Extracted records
__________________________________________________

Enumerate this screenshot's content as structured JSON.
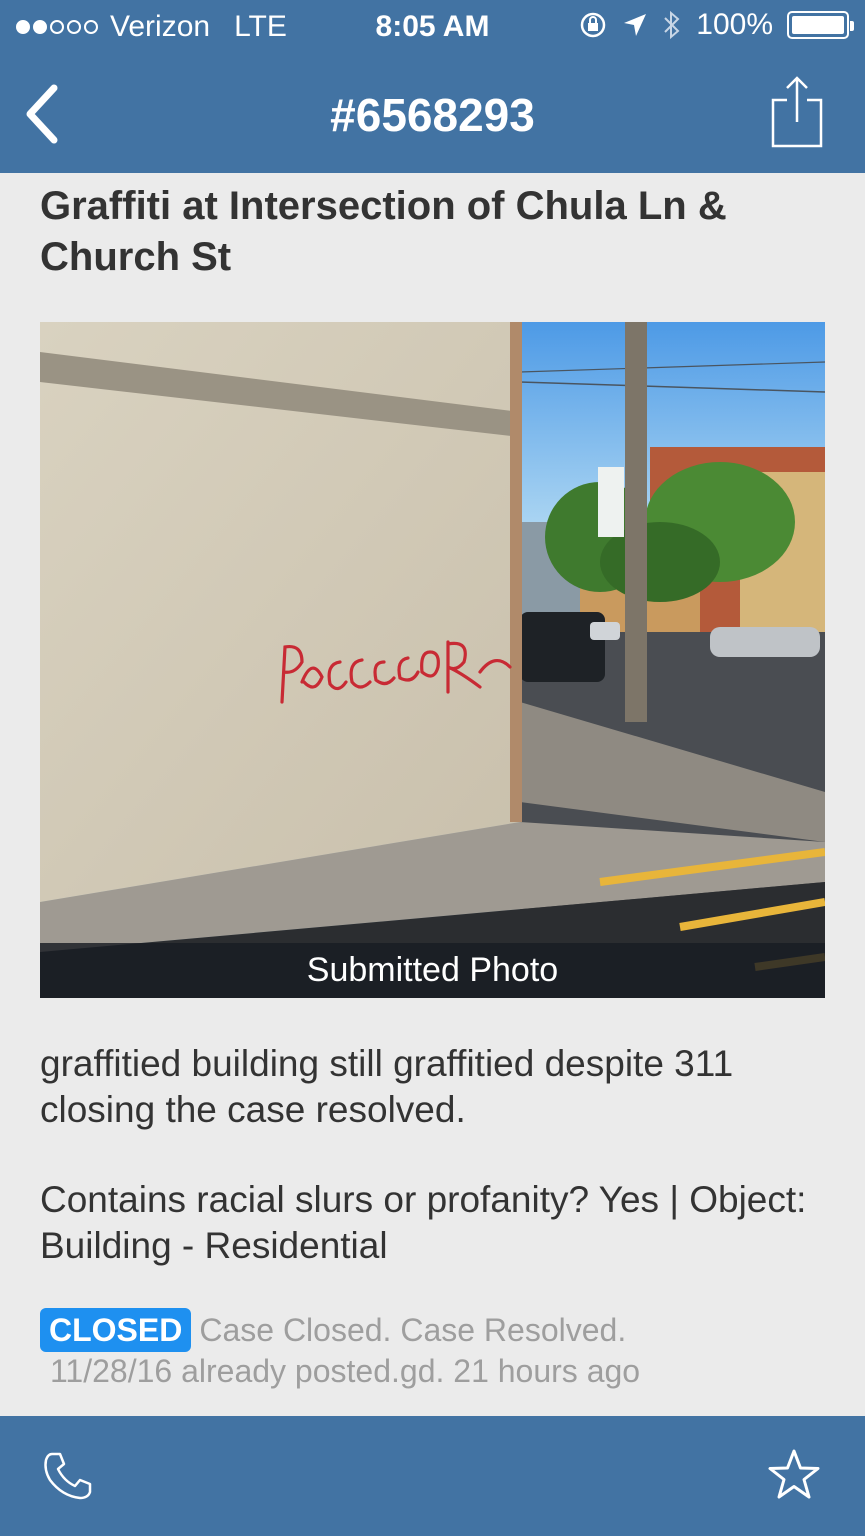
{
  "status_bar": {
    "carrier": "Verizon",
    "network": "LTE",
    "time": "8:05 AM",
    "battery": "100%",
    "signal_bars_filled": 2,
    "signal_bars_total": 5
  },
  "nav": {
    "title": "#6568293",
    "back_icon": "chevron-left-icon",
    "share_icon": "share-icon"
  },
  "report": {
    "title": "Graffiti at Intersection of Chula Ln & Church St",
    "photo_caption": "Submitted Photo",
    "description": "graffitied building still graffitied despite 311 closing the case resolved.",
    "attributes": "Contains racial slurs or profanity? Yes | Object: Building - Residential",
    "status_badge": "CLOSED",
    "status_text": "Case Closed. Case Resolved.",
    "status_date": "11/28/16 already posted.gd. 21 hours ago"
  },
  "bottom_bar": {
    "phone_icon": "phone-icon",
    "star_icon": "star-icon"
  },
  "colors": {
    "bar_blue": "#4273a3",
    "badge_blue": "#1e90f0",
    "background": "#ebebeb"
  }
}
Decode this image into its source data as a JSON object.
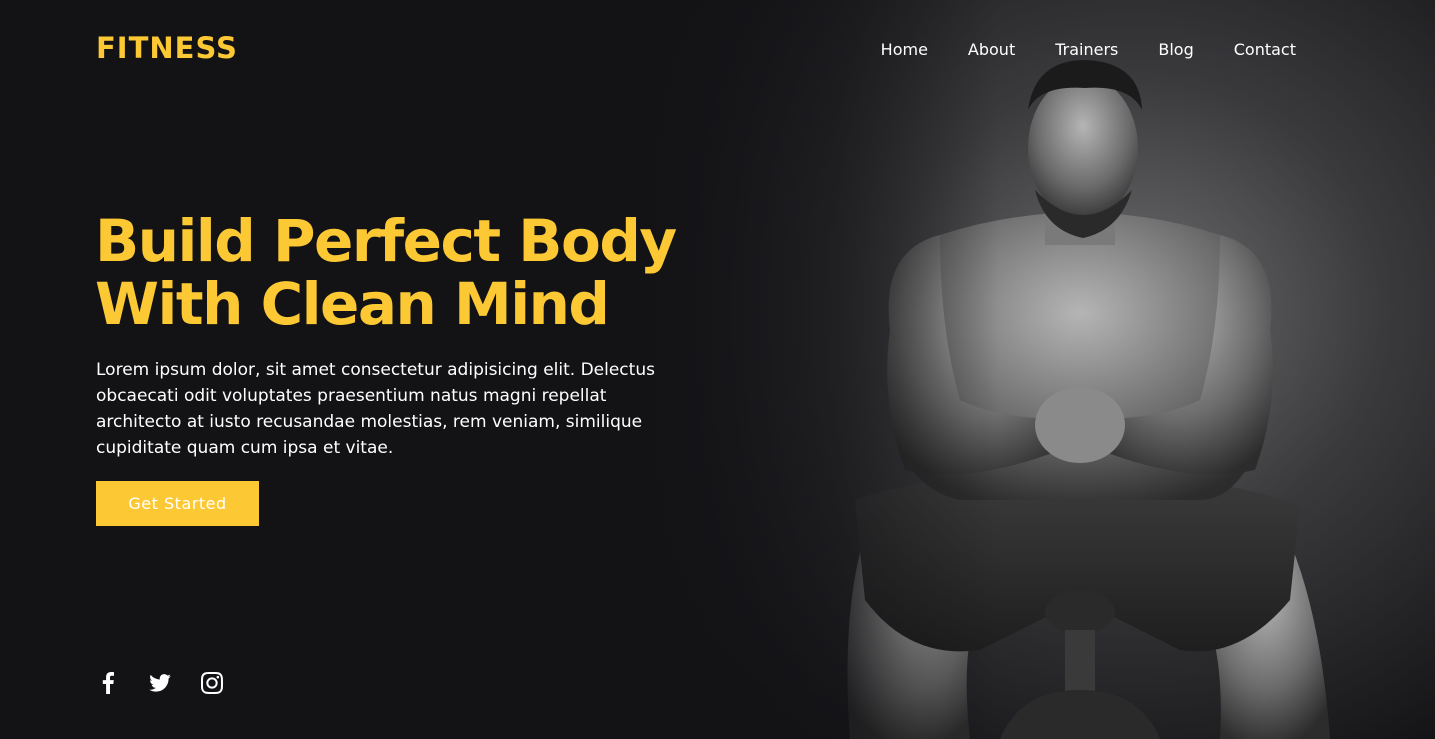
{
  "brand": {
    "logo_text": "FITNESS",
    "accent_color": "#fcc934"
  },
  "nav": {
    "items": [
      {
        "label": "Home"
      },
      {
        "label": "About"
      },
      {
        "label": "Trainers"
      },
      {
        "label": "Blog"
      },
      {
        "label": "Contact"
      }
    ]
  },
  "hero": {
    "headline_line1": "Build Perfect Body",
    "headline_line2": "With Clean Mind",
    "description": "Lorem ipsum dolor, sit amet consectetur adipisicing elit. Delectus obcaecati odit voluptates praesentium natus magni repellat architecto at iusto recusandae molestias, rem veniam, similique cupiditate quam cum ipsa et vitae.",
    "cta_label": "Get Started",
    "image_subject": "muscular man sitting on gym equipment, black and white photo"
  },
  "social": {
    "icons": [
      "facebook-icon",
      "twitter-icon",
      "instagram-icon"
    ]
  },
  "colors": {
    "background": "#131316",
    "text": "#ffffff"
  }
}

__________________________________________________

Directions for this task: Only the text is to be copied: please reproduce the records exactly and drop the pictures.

Expected output:
Enumerate this screenshot's content as structured JSON.
{
  "status_bar": {
    "carrier": "Verizon",
    "network": "LTE",
    "time": "8:05 AM",
    "battery": "100%",
    "signal_bars_filled": 2,
    "signal_bars_total": 5
  },
  "nav": {
    "title": "#6568293",
    "back_icon": "chevron-left-icon",
    "share_icon": "share-icon"
  },
  "report": {
    "title": "Graffiti at Intersection of Chula Ln & Church St",
    "photo_caption": "Submitted Photo",
    "description": "graffitied building still graffitied despite 311 closing the case resolved.",
    "attributes": "Contains racial slurs or profanity? Yes | Object: Building - Residential",
    "status_badge": "CLOSED",
    "status_text": "Case Closed. Case Resolved.",
    "status_date": "11/28/16 already posted.gd. 21 hours ago"
  },
  "bottom_bar": {
    "phone_icon": "phone-icon",
    "star_icon": "star-icon"
  },
  "colors": {
    "bar_blue": "#4273a3",
    "badge_blue": "#1e90f0",
    "background": "#ebebeb"
  }
}
Decode this image into its source data as a JSON object.
{
  "brand": {
    "logo_text": "FITNESS",
    "accent_color": "#fcc934"
  },
  "nav": {
    "items": [
      {
        "label": "Home"
      },
      {
        "label": "About"
      },
      {
        "label": "Trainers"
      },
      {
        "label": "Blog"
      },
      {
        "label": "Contact"
      }
    ]
  },
  "hero": {
    "headline_line1": "Build Perfect Body",
    "headline_line2": "With Clean Mind",
    "description": "Lorem ipsum dolor, sit amet consectetur adipisicing elit. Delectus obcaecati odit voluptates praesentium natus magni repellat architecto at iusto recusandae molestias, rem veniam, similique cupiditate quam cum ipsa et vitae.",
    "cta_label": "Get Started",
    "image_subject": "muscular man sitting on gym equipment, black and white photo"
  },
  "social": {
    "icons": [
      "facebook-icon",
      "twitter-icon",
      "instagram-icon"
    ]
  },
  "colors": {
    "background": "#131316",
    "text": "#ffffff"
  }
}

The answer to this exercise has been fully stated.